• _EXERCISE DETAILS_
Each line of the listing below containing the word "insolvent" should be returned.

• _INPUT FOR THIS TASK_
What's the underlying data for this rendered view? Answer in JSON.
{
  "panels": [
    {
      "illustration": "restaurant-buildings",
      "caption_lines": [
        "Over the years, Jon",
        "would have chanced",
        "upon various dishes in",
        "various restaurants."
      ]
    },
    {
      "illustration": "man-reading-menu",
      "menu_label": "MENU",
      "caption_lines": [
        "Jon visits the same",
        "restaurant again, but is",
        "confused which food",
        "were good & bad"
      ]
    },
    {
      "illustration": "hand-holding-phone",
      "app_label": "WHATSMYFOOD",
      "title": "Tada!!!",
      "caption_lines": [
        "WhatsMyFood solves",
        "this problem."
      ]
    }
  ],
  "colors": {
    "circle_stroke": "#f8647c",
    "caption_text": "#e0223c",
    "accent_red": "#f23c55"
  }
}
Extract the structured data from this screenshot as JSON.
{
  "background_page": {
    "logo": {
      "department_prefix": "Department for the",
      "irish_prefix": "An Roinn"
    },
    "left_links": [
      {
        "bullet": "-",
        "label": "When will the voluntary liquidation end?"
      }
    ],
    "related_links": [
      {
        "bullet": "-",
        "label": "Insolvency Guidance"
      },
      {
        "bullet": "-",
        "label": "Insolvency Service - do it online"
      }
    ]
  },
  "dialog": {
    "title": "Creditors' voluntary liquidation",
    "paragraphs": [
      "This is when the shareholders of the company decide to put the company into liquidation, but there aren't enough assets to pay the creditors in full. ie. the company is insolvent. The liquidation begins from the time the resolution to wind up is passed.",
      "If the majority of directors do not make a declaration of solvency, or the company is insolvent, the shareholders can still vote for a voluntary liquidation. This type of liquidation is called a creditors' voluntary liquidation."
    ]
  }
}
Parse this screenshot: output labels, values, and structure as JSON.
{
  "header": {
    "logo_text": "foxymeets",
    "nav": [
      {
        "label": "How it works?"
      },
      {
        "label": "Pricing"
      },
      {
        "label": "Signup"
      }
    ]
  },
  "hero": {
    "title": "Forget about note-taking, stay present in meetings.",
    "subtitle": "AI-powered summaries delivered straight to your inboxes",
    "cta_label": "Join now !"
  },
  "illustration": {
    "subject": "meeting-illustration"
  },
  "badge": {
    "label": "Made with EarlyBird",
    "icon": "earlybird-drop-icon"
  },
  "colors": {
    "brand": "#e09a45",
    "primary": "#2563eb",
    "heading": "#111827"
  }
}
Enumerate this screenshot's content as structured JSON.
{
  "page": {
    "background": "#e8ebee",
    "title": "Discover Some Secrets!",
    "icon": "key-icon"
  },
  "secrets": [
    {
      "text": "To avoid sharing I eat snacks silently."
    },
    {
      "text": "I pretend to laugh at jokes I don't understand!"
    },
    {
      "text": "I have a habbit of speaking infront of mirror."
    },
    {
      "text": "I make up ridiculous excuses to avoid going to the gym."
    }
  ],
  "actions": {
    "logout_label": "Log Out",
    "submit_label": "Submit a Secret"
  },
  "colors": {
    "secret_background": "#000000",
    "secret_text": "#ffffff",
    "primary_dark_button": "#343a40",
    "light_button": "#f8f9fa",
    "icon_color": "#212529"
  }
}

• _ANSWER SECTION_
      "This is when the shareholders of the company decide to put the company into liquidation, but there aren't enough assets to pay the creditors in full. ie. the company is insolvent. The liquidation begins from the time the resolution to wind up is passed.",
      "If the majority of directors do not make a declaration of solvency, or the company is insolvent, the shareholders can still vote for a voluntary liquidation. This type of liquidation is called a creditors' voluntary liquidation."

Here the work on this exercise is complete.